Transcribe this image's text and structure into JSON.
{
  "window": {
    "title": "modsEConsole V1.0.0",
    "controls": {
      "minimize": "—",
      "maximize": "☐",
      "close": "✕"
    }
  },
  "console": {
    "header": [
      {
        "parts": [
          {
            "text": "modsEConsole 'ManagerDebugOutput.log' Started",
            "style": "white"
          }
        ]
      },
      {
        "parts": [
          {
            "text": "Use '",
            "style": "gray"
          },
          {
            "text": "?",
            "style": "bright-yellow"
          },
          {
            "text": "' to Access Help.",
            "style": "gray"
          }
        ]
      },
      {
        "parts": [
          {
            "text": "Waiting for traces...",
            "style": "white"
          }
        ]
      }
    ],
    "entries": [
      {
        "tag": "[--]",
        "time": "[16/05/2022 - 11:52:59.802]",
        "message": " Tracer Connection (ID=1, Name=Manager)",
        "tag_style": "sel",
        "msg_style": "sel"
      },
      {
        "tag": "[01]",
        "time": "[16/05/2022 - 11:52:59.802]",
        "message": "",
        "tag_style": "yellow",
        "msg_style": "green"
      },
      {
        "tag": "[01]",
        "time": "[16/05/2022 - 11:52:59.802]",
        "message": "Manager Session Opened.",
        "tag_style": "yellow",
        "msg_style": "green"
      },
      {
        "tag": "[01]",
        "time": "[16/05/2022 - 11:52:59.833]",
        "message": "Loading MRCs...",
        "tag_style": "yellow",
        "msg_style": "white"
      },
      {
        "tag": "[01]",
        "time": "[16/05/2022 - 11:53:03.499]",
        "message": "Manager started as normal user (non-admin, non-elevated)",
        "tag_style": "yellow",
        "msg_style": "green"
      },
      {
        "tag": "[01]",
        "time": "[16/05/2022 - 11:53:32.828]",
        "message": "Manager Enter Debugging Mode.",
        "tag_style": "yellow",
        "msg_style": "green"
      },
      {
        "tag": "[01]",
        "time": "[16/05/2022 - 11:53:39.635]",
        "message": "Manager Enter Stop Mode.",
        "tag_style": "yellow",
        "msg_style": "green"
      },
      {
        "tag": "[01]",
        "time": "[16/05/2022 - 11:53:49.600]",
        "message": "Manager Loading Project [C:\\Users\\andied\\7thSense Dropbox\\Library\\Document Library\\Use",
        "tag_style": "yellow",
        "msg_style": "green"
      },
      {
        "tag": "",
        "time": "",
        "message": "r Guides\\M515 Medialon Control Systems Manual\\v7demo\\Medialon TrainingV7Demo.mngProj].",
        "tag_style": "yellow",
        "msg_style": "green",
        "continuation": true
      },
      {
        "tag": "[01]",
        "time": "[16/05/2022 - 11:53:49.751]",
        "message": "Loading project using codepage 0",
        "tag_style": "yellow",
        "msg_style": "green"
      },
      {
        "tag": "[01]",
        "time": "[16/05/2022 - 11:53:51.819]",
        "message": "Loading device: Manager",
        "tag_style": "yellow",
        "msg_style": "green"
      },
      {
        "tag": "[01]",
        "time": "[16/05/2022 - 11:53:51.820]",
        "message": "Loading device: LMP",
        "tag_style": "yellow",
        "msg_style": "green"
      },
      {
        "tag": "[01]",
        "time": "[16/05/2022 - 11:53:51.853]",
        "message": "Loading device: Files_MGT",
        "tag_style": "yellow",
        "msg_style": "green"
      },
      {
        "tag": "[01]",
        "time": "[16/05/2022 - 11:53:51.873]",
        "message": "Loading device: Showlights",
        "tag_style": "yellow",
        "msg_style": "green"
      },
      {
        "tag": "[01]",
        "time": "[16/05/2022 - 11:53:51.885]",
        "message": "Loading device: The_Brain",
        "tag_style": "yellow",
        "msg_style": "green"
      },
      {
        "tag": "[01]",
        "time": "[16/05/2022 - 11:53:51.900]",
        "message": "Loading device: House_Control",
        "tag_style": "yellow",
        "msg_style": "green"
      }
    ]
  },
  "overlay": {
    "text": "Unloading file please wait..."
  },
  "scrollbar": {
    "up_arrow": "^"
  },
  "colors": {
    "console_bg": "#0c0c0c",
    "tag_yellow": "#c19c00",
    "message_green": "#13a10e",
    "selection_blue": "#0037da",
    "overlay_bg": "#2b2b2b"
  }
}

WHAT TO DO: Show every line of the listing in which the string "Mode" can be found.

WRITTEN REPLY:
        "message": "Manager Enter Debugging Mode.",
        "message": "Manager Enter Stop Mode.",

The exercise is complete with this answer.